Shocking results show that each of the 600 women surveyed said that they were subjected to sexually-motivated abuse by strangers on trains and the Metro at some point in their lives, according to news website The Local.
Half of all the women polled – who are from the Seine-Saint-Denis and Essone suburbs of Paris – said that the distressing events happened before they even reached the age of 18.
However, due to the “invisible” effects of unwanted attention, crude comments and intimidating behaviour, women are less likely to report them as they would with physical attacks.
As behaviour such as wolf-whistling and threatening body language are hard to prove, it can then also be extremely difficult to prosecute offenders without evidence and help of witnesses.
A 26-year-old anonymous woman said that Paris was the worst city she had lived in when it came to feeling safe around men on public transport.
She told The Local: “The men in Paris take a lot of liberties... it’s like they don’t really care what they say or how it might make someone feel.
“Sometimes I deliberately change train carriages if there are lots of men. I’d rather not put myself in a situation where I’m alone with only men because I know what would happen.”
A report with the detailed findings of the poll was sent to France’s health minister Marisol Touraine yesterday by the High Council for Equality between Women and Men (HCEfh) to spur the government into action.
Ms Touraine said the government will respond to the “high quality” report within a few weeks.
Campaigners are seeking training for women in self-defence and what to do in the event that they get harassed, especially in enclosed spaces such as moving public transport.

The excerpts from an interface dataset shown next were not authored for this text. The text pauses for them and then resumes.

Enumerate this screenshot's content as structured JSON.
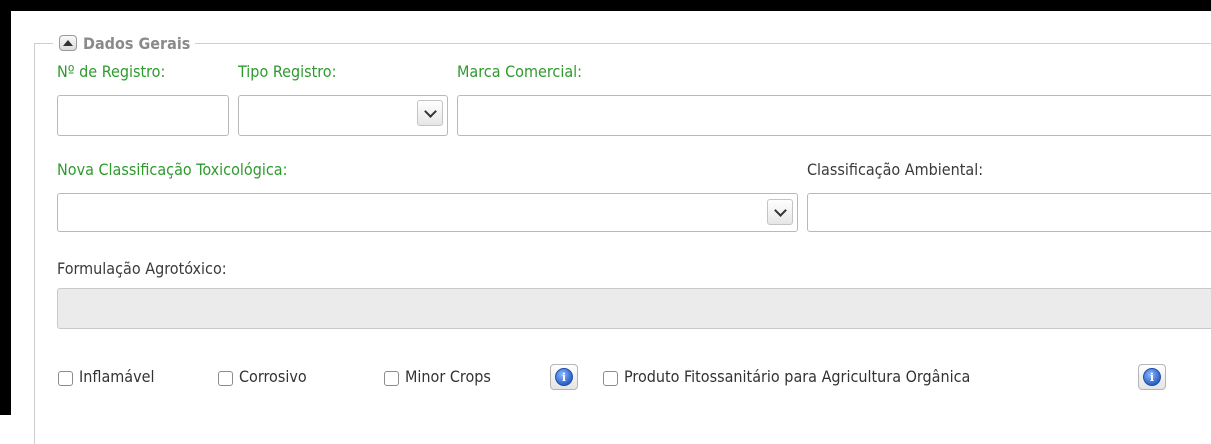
{
  "section": {
    "title": "Dados Gerais"
  },
  "fields": {
    "numero_registro": {
      "label": "Nº de Registro:",
      "value": ""
    },
    "tipo_registro": {
      "label": "Tipo Registro:",
      "value": ""
    },
    "marca_comercial": {
      "label": "Marca Comercial:",
      "value": ""
    },
    "nova_classificacao": {
      "label": "Nova Classificação Toxicológica:",
      "value": ""
    },
    "classificacao_ambiental": {
      "label": "Classificação Ambiental:",
      "value": ""
    },
    "formulacao": {
      "label": "Formulação Agrotóxico:",
      "value": ""
    }
  },
  "checkboxes": {
    "inflamavel": "Inflamável",
    "corrosivo": "Corrosivo",
    "minor_crops": "Minor Crops",
    "organica": "Produto Fitossanitário para Agricultura Orgânica"
  },
  "colors": {
    "required_label": "#2e9a2e",
    "label": "#3a3a3a",
    "info_icon": "#2c63c9"
  },
  "icons": {
    "collapse": "caret-up-icon",
    "dropdown": "chevron-down-icon",
    "info": "info-icon"
  }
}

The Council defined “gender harassment” as “the imposition of any kind of words of behaviour that are intended to created a situation that is intimidating, humiliating, degrading, or offensive”.
Join our new commenting forum
Join thought-provoking conversations, follow other Independent readers and see their replies